Research helps us better understand diseases and can lead to advances in diagnosis and treatment. This section provides resources to help you learn about medical research and ways to get involved.
Nonprofit support and advocacy groups bring together patients, families, medical professionals, and researchers. These groups often raise awareness, provide support, and develop patient-centered information. Many are the driving force behind research for better treatments and possible cures. They can direct people to research, resources, and services. Many groups also have experts who serve as medical advisors. Visit their website or contact them to learn about the services they offer. Inclusion on this list is not an endorsement by GARD.
Living with a genetic or rare disease can impact the daily lives of patients and families. These resources can help families navigate various aspects of living with a rare disease.
These resources provide more information about this condition or associated symptoms. The in-depth resources contain medical and scientific language that may be hard to understand. You may want to review these resources with a medical professional.
International Adrenal Cortex Conference “Adrenal 2010”
Wednesday, June 16, 2010 -
Friday, June 18, 2010
Location: San Diego, California
Description: This conference provided a forum for both new and established investigators to present their most recent work, highlighting new findings relevant to adrenal physiology, biochemistry and molecular biology, genetics, and medicine. It was anticipated that these discoveries would provide a framework for further understanding of the function of the adrenal gland and its contributions to health and disease.

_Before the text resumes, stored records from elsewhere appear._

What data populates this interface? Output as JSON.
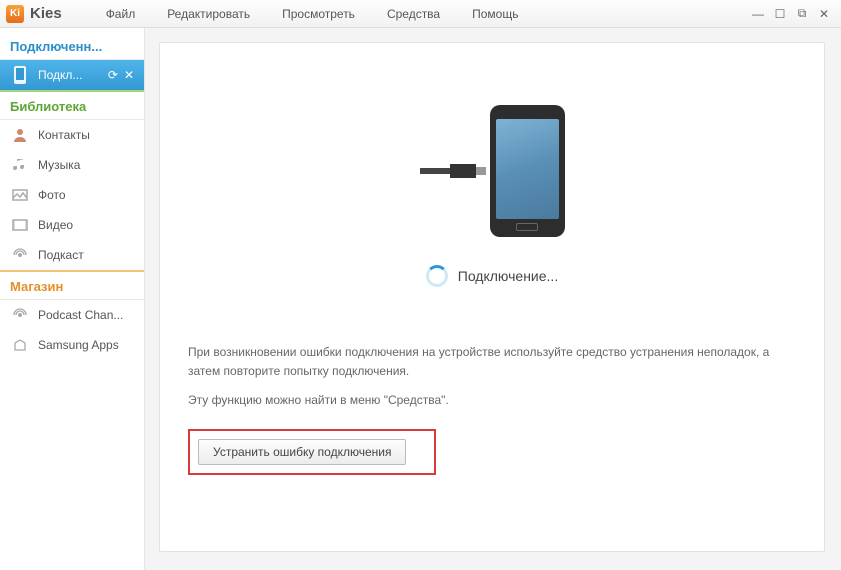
{
  "app": {
    "logo_text": "Ki",
    "name": "Kies"
  },
  "menubar": {
    "items": [
      "Файл",
      "Редактировать",
      "Просмотреть",
      "Средства",
      "Помощь"
    ]
  },
  "sidebar": {
    "connected_header": "Подключенн...",
    "device_label": "Подкл...",
    "library_header": "Библиотека",
    "library": {
      "contacts": "Контакты",
      "music": "Музыка",
      "photo": "Фото",
      "video": "Видео",
      "podcast": "Подкаст"
    },
    "store_header": "Магазин",
    "store": {
      "podcast_channel": "Podcast Chan...",
      "samsung_apps": "Samsung Apps"
    }
  },
  "main": {
    "status": "Подключение...",
    "help_line1": "При возникновении ошибки подключения на устройстве используйте средство устранения неполадок, а затем повторите попытку подключения.",
    "help_line2": "Эту функцию можно найти в меню \"Средства\".",
    "fix_button": "Устранить ошибку подключения"
  }
}
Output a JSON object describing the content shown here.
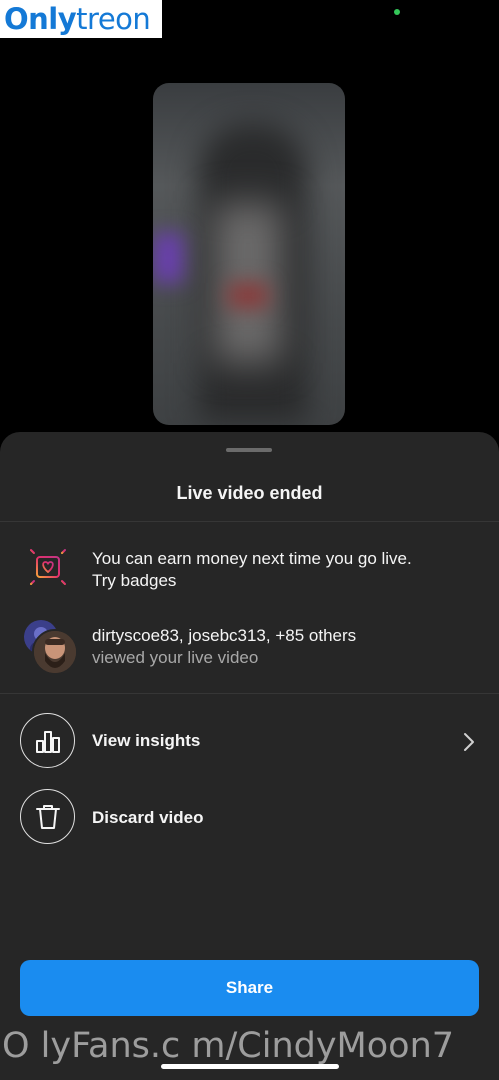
{
  "watermark": {
    "logo_part1": "Only",
    "logo_part2": "treon",
    "url": "O lyFans.c m/CindyMoon7"
  },
  "sheet": {
    "title": "Live video ended",
    "badge_promo": {
      "line1": "You can earn money next time you go live.",
      "line2": "Try badges"
    },
    "viewers": {
      "names": "dirtyscoe83, josebc313, +85 others",
      "caption": "viewed your live video"
    },
    "actions": [
      {
        "label": "View insights",
        "icon": "bar-chart-icon"
      },
      {
        "label": "Discard video",
        "icon": "trash-icon"
      }
    ],
    "share_label": "Share"
  },
  "colors": {
    "sheet_bg": "#262626",
    "accent": "#1a8cf0",
    "secondary_text": "#a8a8a8"
  }
}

Contact: Maria L. Dufau, M.D., Ph.D., email@example.com firstname.lastname@example.org
Co-funding Institute(s): National Institute of Child Health and Human Development, Office of Rare Diseases Research
Questions sent to GARD may be posted here if the information could be helpful to others. We remove all identifying information when posting a question to protect your privacy. If you do not want your question posted, please let us know. Submit a new question
My 15 year old daughter was recently diagnosed with triple A syndrome. Is there anything that can be done about her abnormal sweating? We have tried various types of treatments and so far none have worked. See answer
I am trying to research current information for my friend who has been diagnosed with Triple A syndrome. She is looking for understandable information about the disease and possible treatment options. Is there recent information about what might help to treat neuropathy? How can we reach out to other people affected by the condition? How can we find out about current research that is being done to find better treatment alternatives? See answer
My son is 5 years old and has triple A syndrome. He has Addison's and alacrima, and we want to know if it is likely he will develop achalasia. What are the neurological effects of triple A syndrome and when could they affect him?